The final bureaucratic need is for formal policies when EUM needs to be conducted in “non-permissive operating conditions.” The State Department Inspector General found that none of the State department bureaus responsible for EUM had formally updated their procedures for EUM in Ukraine. This policy need could be addressed by leveraging technology.
EUM is resource intensive and requires personnel to physically inspect weapons and storage facilities, and interview operators. As the US has seen in Ukraine, this process is incredibly difficult in a war zone. We suggest that EUM could be more effectively and efficiently conducted by leveraging blockchain technology. Speed and accuracy are challenges for EUM during a conflict: you want to minimize the risks to inspectors, but still have an accurate count of where and how weapons are being used. Could the US work to develop an app that uses blockchain technology – which cannot be forged or tampered with – and scanning or photographs to conduct EUM?
There are already examples of private companies and NGOs using blockchain and mobile phone apps to securely store and transmit data. For example, Volvo developed blockchain-based apps to track cobalt mined for its car batteries, with the goal of not using conflict minerals. There are also multiple use cases for nuclear fuel, with programs being developed by GE as well as the Stimson Center. Can the US government develop a similar low-footprint app and scanning system that could reliably and accurately monitor weapons in storage and weapons deployed? Such an app could use scanning and/or photographs of arms, incorporate geographic data, and would be securely stored and transmitted. The blockchain technology means that the US would have a complete record of each weapon that required EUM.
This idea is not as wild as it may sound.
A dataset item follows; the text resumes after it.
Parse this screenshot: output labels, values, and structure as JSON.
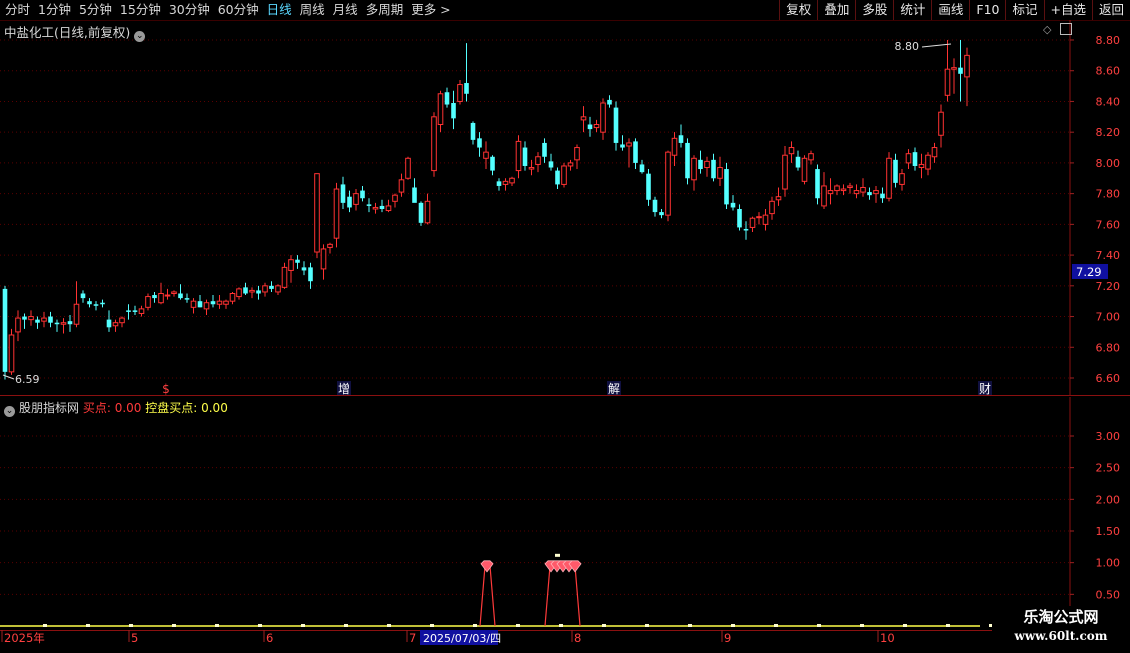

Because of the dangers posed by an active war zone, and the lack of US personnel within Ukraine, EUM has relied on cooperation from different Ukrainian offices, as when Ukraine’s national police unit sent photographs back to the State Department for EUM. Instead of seeing cooperation from local partners as a stop-gap measure, developing a scan/picture and tagging system, secured with blockchain, could make this a feasible and secure way to conduct EUM. Additionally, we know that Ukraine has made use of cellphones and apps during the war, and the ubiquity of cellphones means that an app-based program could have fast and wide uptake.
Regardless of how EUM proceeds, the war in Ukraine has revealed some of the weaknesses within current programs, and we envision that 2024 will bring renewed attention to EUM as the US tries to comply with its own legal and ethical guidelines.
Dylan Cordle is an MA Candidate in Political Science at the University of New Hampshire.
Jen Spindel is an Assistant Professor of Political Science at the University of New Hampshire and expert listed by the Forum.
Inclusion on the Forum on the Arms Trade expert list, and the publication of these posts, does not indicate agreement with or endorsement of the opinions of others. The opinions expressed are the views of each post's author(s).